Luis Campos, Ph.D., is a Baker Institute Rice faculty scholar with the Science and Technology Policy Program. He is also the Baker College Chair for the History of Science, Technology, and Innovation at Rice University. Trained in both biology and in the history of science, Campos has written widely on the history of genetics and biological engineering. He is the author of “Radium and the Secret of Life” (University of Chicago Press, 2015) and co-editor of “Making Mutations: Objects, Practices, Contexts” (Max Planck Institute for the History of Science, 2009) and “Nature Remade: Engineering Life, Envisioning Worlds” (University of Chicago Press, 2021). He has held the Baruch S. Blumberg/NASA Chair of Astrobiology at the Library of Congress (2016-2017) and has been in residence at the Institute for Advanced Study (Princeton), Columbia University (New York), Fondation Brocher (Geneva), Akademie Schloss Solitude (Stuttgart) and the biotech company Ginkgo Bioworks (Boston). Campos is an associate editor of the Journal of the History of Biology and recently completed six years serving as secretary of the History of Science Society, “the world’s largest society dedicated to understanding science, technology, and medicine, and their interactions with society in their historical context.”

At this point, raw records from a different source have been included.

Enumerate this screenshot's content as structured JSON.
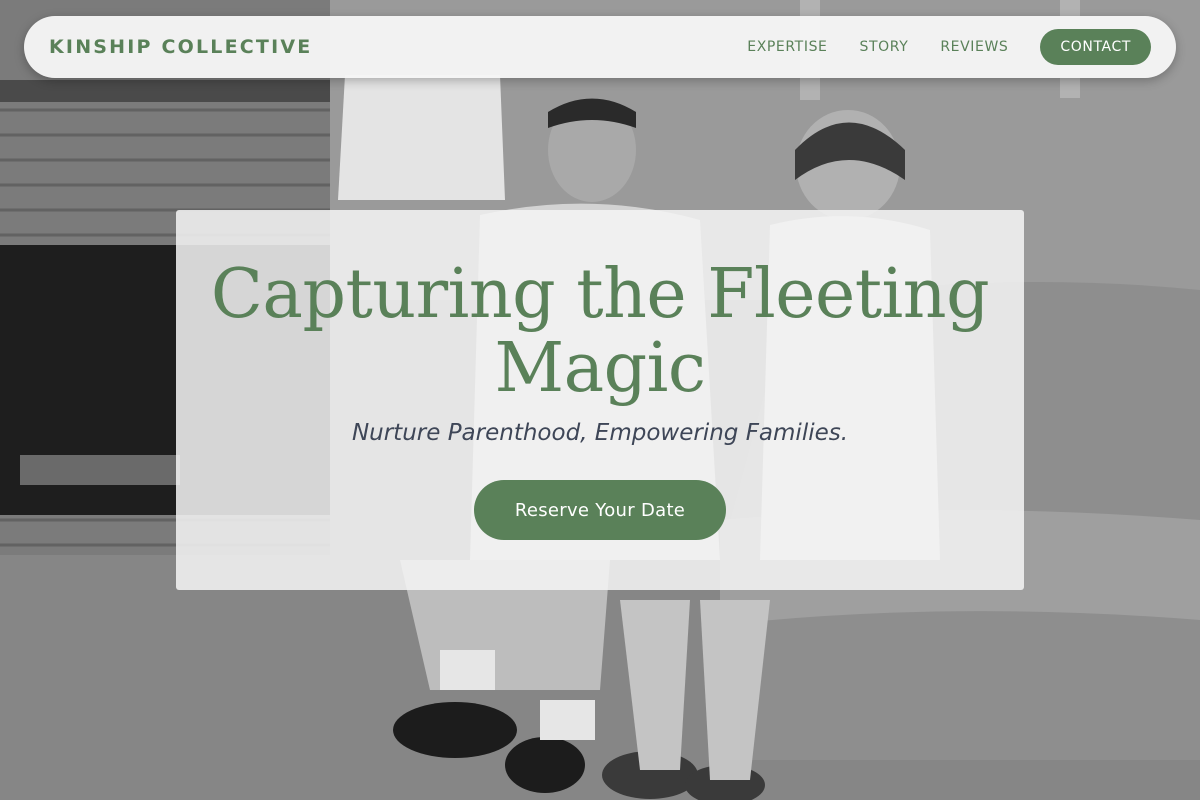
{
  "brand": {
    "name": "KINSHIP COLLECTIVE"
  },
  "nav": {
    "links": [
      {
        "label": "EXPERTISE"
      },
      {
        "label": "STORY"
      },
      {
        "label": "REVIEWS"
      }
    ],
    "cta_label": "CONTACT"
  },
  "hero": {
    "title": "Capturing the Fleeting Magic",
    "subtitle": "Nurture Parenthood, Empowering Families.",
    "cta_label": "Reserve Your Date"
  },
  "colors": {
    "accent": "#5a8159",
    "subtitle_text": "#3e4657",
    "card_background": "#f5f5f5"
  },
  "background": {
    "icon": "family-vintage-photo"
  }
}
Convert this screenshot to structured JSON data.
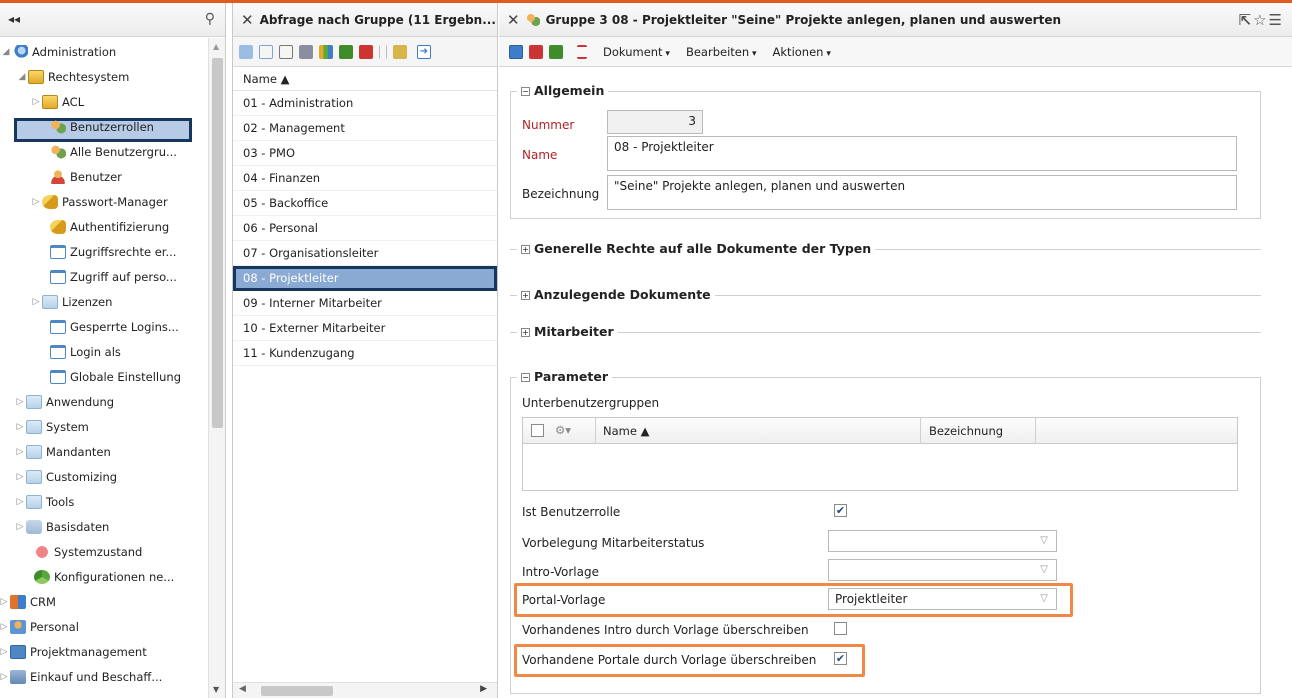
{
  "left_panel": {
    "collapse_label": "◂◂",
    "tree": [
      {
        "label": "Administration",
        "icon": "admin-gear-icon"
      },
      {
        "label": "Rechtesystem",
        "icon": "lock-folder-icon"
      },
      {
        "label": "ACL",
        "icon": "lock-icon"
      },
      {
        "label": "Benutzerrollen",
        "icon": "user-roles-icon"
      },
      {
        "label": "Alle Benutzergru...",
        "icon": "user-groups-icon"
      },
      {
        "label": "Benutzer",
        "icon": "user-icon"
      },
      {
        "label": "Passwort-Manager",
        "icon": "key-icon"
      },
      {
        "label": "Authentifizierung",
        "icon": "key-icon"
      },
      {
        "label": "Zugriffsrechte er...",
        "icon": "window-icon"
      },
      {
        "label": "Zugriff auf perso...",
        "icon": "window-icon"
      },
      {
        "label": "Lizenzen",
        "icon": "folder-icon"
      },
      {
        "label": "Gesperrte Logins...",
        "icon": "window-icon"
      },
      {
        "label": "Login als",
        "icon": "window-icon"
      },
      {
        "label": "Globale Einstellung",
        "icon": "window-icon"
      },
      {
        "label": "Anwendung",
        "icon": "folder-icon"
      },
      {
        "label": "System",
        "icon": "folder-icon"
      },
      {
        "label": "Mandanten",
        "icon": "folder-icon"
      },
      {
        "label": "Customizing",
        "icon": "folder-icon"
      },
      {
        "label": "Tools",
        "icon": "folder-icon"
      },
      {
        "label": "Basisdaten",
        "icon": "basisdaten-icon"
      },
      {
        "label": "Systemzustand",
        "icon": "heart-icon"
      },
      {
        "label": "Konfigurationen ne...",
        "icon": "recycle-icon"
      },
      {
        "label": "CRM",
        "icon": "crm-icon"
      },
      {
        "label": "Personal",
        "icon": "person-icon"
      },
      {
        "label": "Projektmanagement",
        "icon": "project-icon"
      },
      {
        "label": "Einkauf und Beschaff...",
        "icon": "cart-icon"
      }
    ]
  },
  "middle_panel": {
    "title": "Abfrage nach Gruppe (11 Ergebn...",
    "column_header": "Name ▲",
    "rows": [
      "01 - Administration",
      "02 - Management",
      "03 - PMO",
      "04 - Finanzen",
      "05 - Backoffice",
      "06 - Personal",
      "07 - Organisationsleiter",
      "08 - Projektleiter",
      "09 - Interner Mitarbeiter",
      "10 - Externer Mitarbeiter",
      "11 - Kundenzugang"
    ],
    "selected_row": "08 - Projektleiter"
  },
  "right_panel": {
    "title": "Gruppe 3 08 - Projektleiter \"Seine\" Projekte anlegen, planen und auswerten",
    "menus": {
      "dokument": "Dokument",
      "bearbeiten": "Bearbeiten",
      "aktionen": "Aktionen"
    },
    "allgemein": {
      "legend": "Allgemein",
      "nummer_label": "Nummer",
      "nummer_value": "3",
      "name_label": "Name",
      "name_value": "08 - Projektleiter",
      "bezeichnung_label": "Bezeichnung",
      "bezeichnung_value": "\"Seine\" Projekte anlegen, planen und auswerten"
    },
    "sections": {
      "generelle_rechte": "Generelle Rechte auf alle Dokumente der Typen",
      "anzulegende": "Anzulegende Dokumente",
      "mitarbeiter": "Mitarbeiter"
    },
    "parameter": {
      "legend": "Parameter",
      "unterbenutzergruppen": "Unterbenutzergruppen",
      "grid_name_header": "Name ▲",
      "grid_bezeichnung_header": "Bezeichnung",
      "ist_benutzerrolle_label": "Ist Benutzerrolle",
      "ist_benutzerrolle_checked": true,
      "vorbelegung_label": "Vorbelegung Mitarbeiterstatus",
      "vorbelegung_value": "",
      "intro_vorlage_label": "Intro-Vorlage",
      "intro_vorlage_value": "",
      "portal_vorlage_label": "Portal-Vorlage",
      "portal_vorlage_value": "Projektleiter",
      "intro_ueberschreiben_label": "Vorhandenes Intro durch Vorlage überschreiben",
      "intro_ueberschreiben_checked": false,
      "portale_ueberschreiben_label": "Vorhandene Portale durch Vorlage überschreiben",
      "portale_ueberschreiben_checked": true
    }
  },
  "colors": {
    "accent_orange": "#ef8a46",
    "selection_dark": "#16365e",
    "selection_fill": "#8aa9d3",
    "required_label": "#b02525"
  }
}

Campos earned his Ph.D. in the history of science from Harvard University. He also earned an M.A. in the history and philosophy of science from the University of Cambridge and an A.B. in biology from Harvard University.

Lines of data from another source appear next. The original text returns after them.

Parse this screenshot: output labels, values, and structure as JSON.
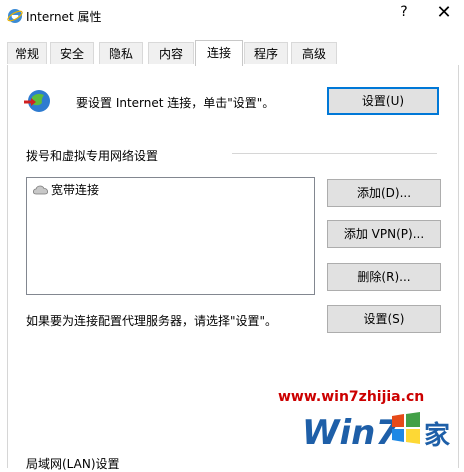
{
  "window": {
    "title": "Internet 属性",
    "help_glyph": "?",
    "close_glyph": "✕"
  },
  "tabs": [
    {
      "label": "常规"
    },
    {
      "label": "安全"
    },
    {
      "label": "隐私"
    },
    {
      "label": "内容"
    },
    {
      "label": "连接",
      "active": true
    },
    {
      "label": "程序"
    },
    {
      "label": "高级"
    }
  ],
  "setup": {
    "text": "要设置 Internet 连接，单击\"设置\"。",
    "button_label": "设置(U)"
  },
  "dialup": {
    "section_title": "拨号和虚拟专用网络设置",
    "connections": [
      {
        "name": "宽带连接"
      }
    ],
    "add_button": "添加(D)...",
    "add_vpn_button": "添加 VPN(P)...",
    "remove_button": "删除(R)...",
    "proxy_text": "如果要为连接配置代理服务器，请选择\"设置\"。",
    "settings_button": "设置(S)"
  },
  "lan": {
    "section_title": "局域网(LAN)设置"
  },
  "watermark": {
    "url": "www.win7zhijia.cn",
    "logo_text": "Win7",
    "logo_suffix": "家"
  },
  "colors": {
    "accent": "#0078d7",
    "watermark_red": "#cc0000",
    "logo_blue": "#1e5fa8"
  },
  "icons": {
    "title": "ie-icon",
    "setup": "globe-network-icon",
    "connection": "broadband-connection-icon"
  }
}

Contact him at (713) 348-2453 or firstname.lastname@example.org.